* [Available data]:
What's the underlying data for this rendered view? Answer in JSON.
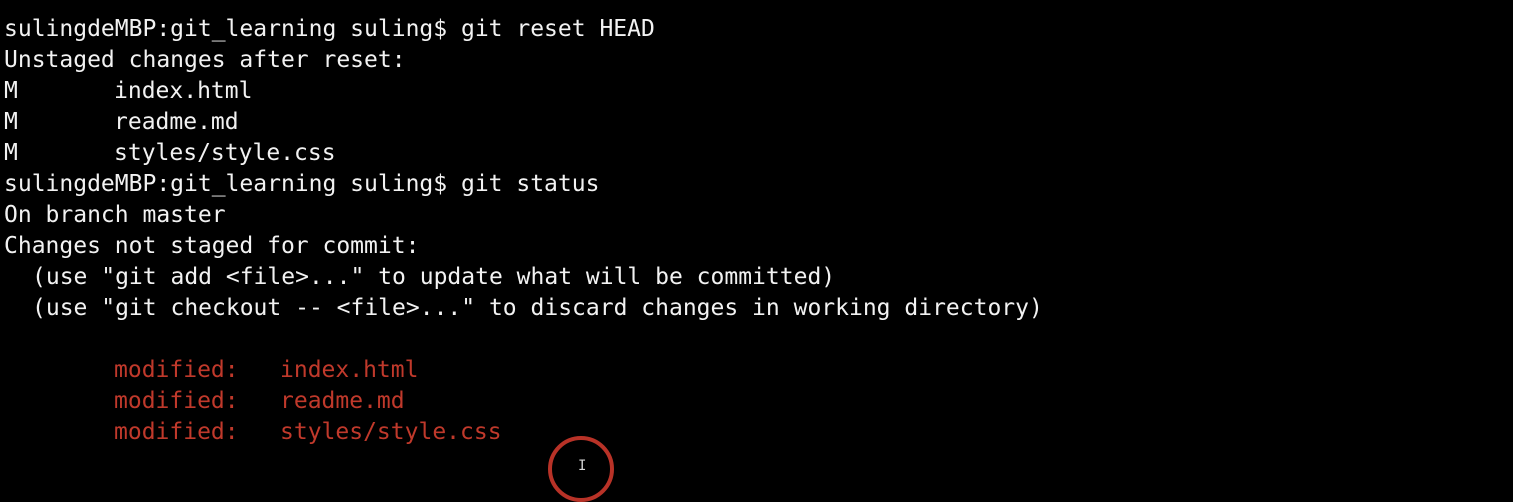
{
  "terminal": {
    "colors": {
      "background": "#000000",
      "foreground": "#f2f2f2",
      "modified": "#c0392b",
      "cursor_ring": "#b83227"
    },
    "cmd1": {
      "prompt": "sulingdeMBP:git_learning suling$ ",
      "command": "git reset HEAD"
    },
    "reset_header": "Unstaged changes after reset:",
    "reset_files": [
      {
        "status": "M",
        "file": "index.html"
      },
      {
        "status": "M",
        "file": "readme.md"
      },
      {
        "status": "M",
        "file": "styles/style.css"
      }
    ],
    "cmd2": {
      "prompt": "sulingdeMBP:git_learning suling$ ",
      "command": "git status"
    },
    "branch_line": "On branch master",
    "changes_header": "Changes not staged for commit:",
    "hints": [
      "(use \"git add <file>...\" to update what will be committed)",
      "(use \"git checkout -- <file>...\" to discard changes in working directory)"
    ],
    "modified_files": [
      {
        "label": "modified:",
        "file": "index.html"
      },
      {
        "label": "modified:",
        "file": "readme.md"
      },
      {
        "label": "modified:",
        "file": "styles/style.css"
      }
    ],
    "cursor_icon": "ibeam-cursor-icon",
    "cursor_glyph": "I"
  }
}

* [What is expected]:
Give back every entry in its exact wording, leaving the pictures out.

* [Response to this task]:
What's the underlying data for this rendered view? Answer in JSON.
{
  "terminal": {
    "colors": {
      "background": "#000000",
      "foreground": "#f2f2f2",
      "modified": "#c0392b",
      "cursor_ring": "#b83227"
    },
    "cmd1": {
      "prompt": "sulingdeMBP:git_learning suling$ ",
      "command": "git reset HEAD"
    },
    "reset_header": "Unstaged changes after reset:",
    "reset_files": [
      {
        "status": "M",
        "file": "index.html"
      },
      {
        "status": "M",
        "file": "readme.md"
      },
      {
        "status": "M",
        "file": "styles/style.css"
      }
    ],
    "cmd2": {
      "prompt": "sulingdeMBP:git_learning suling$ ",
      "command": "git status"
    },
    "branch_line": "On branch master",
    "changes_header": "Changes not staged for commit:",
    "hints": [
      "(use \"git add <file>...\" to update what will be committed)",
      "(use \"git checkout -- <file>...\" to discard changes in working directory)"
    ],
    "modified_files": [
      {
        "label": "modified:",
        "file": "index.html"
      },
      {
        "label": "modified:",
        "file": "readme.md"
      },
      {
        "label": "modified:",
        "file": "styles/style.css"
      }
    ],
    "cursor_icon": "ibeam-cursor-icon",
    "cursor_glyph": "I"
  }
}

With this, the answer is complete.